Nystagmus is an unintentional jittery movement of the eyes. Nystagmus usually involves both eyes and is often exaggerated by looking in a particular direction.
Minor degrees of nystagmus at the extremes of gaze are normal. Many conditions are associated with nystagmus. Sometimes, the brain’s control of eye movements is poor, resulting in an inability to look steadily at an object.
Some forms of nystagmus are associated with reduced vision, such as occurs in extreme near or farsighted people or in those with scars in the retina or optic nerve. Rarely, nystagmus can occur as a result of brain tumors or in serious neurologic disorders.
Nystagmus can be found in some families as an isolated problem, not associated with other conditions.
Medications and drugs can cause nystagmus. Causes include excessive drinking of alcohol or use of medications such as those given for seizure control. Often the nystagmus will improve if the medication is stopped, but discuss this with your physician.

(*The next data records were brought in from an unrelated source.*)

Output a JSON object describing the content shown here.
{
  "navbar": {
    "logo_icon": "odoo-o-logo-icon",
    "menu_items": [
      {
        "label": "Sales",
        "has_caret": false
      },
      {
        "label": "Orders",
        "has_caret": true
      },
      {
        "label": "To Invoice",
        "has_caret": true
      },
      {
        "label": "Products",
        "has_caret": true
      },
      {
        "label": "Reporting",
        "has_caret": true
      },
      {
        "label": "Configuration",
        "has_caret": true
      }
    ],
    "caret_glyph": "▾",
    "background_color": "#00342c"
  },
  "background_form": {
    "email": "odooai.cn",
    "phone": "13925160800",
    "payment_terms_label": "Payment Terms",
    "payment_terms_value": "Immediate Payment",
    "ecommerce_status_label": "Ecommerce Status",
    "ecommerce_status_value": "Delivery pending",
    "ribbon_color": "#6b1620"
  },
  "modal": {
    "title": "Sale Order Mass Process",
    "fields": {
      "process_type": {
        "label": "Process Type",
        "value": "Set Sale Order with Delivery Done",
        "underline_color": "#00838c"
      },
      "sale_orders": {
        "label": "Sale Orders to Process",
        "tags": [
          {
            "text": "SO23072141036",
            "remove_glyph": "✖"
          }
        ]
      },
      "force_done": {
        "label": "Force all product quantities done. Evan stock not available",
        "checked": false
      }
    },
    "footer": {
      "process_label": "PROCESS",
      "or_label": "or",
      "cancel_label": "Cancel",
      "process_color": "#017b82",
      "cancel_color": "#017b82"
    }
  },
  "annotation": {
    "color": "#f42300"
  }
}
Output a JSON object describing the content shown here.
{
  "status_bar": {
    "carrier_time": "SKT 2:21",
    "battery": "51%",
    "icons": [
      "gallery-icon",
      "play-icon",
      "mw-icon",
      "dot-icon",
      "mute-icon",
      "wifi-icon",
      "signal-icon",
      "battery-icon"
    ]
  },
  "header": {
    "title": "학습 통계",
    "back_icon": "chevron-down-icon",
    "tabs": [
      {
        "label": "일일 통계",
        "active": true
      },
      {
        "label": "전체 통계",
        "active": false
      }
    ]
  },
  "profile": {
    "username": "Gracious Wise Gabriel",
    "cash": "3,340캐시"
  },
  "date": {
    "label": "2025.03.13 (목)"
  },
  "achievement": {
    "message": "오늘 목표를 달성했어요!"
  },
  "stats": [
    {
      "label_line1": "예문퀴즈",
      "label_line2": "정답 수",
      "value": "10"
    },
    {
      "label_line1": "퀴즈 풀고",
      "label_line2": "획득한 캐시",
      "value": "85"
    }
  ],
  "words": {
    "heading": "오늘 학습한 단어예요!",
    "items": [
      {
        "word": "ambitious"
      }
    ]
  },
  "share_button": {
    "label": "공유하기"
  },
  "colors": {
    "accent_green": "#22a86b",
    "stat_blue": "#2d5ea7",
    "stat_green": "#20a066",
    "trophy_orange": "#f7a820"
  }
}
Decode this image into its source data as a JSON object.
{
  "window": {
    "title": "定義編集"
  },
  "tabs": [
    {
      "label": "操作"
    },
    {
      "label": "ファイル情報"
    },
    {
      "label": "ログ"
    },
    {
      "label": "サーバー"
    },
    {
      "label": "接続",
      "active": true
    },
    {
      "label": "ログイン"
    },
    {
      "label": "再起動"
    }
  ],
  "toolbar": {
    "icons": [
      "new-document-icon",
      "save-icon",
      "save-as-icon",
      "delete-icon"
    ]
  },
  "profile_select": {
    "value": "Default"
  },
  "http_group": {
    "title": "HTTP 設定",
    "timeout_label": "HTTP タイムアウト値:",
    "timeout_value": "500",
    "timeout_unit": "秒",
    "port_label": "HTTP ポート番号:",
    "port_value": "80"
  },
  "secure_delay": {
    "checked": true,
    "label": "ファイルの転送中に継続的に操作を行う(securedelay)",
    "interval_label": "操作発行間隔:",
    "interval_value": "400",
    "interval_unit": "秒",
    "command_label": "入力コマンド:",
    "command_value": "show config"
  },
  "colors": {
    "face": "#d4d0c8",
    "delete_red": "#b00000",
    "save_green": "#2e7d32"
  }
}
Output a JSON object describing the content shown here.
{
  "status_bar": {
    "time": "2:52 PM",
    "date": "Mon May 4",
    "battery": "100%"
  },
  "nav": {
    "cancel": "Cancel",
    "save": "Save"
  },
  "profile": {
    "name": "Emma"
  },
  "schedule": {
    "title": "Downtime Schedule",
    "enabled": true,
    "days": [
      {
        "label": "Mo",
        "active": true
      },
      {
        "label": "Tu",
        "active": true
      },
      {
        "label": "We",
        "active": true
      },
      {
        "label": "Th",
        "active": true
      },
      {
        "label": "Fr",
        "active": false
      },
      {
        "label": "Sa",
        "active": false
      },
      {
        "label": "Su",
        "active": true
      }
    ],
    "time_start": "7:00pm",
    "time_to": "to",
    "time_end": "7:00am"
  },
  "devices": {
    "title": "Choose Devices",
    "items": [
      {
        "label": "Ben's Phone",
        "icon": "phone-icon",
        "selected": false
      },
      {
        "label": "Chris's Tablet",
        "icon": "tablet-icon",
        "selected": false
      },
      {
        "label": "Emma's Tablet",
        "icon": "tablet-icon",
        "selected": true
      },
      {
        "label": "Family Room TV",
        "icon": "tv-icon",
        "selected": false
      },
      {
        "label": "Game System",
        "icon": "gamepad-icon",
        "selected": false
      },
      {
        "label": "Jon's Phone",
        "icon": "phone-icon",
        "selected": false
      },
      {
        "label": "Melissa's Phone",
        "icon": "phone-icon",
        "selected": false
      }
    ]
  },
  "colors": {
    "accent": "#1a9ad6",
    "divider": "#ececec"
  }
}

Voluntary nystagmus can be created by some people, much in the same way as ear wiggling. Fine, rapid, horizontal movements can be produced and sustained for short periods of time. Disease-induced nystagmus is less common. It is often associated with neurological signs and symptoms.
Diagnosis is made clinically based on the medical history and physical examination.
Sometimes, removal of the cause may cure nystagmus (e.g., medication). Often, however, nystagmus is permanent.
The reduced vision may be improved with glasses and low vision aids. If the eyes are more stable looking in a certain direction, glasses with prisms or eye muscle surgery may improve the head position and allow better vision.
Is the diagnosis nystagmus?
What type is it?
What is the probable cause?
Is it related to any medications that are currently be taken?
Is the nystagmus disease-induced?
What can be done to improve the vision?
Will eye exercises or biofeedback help?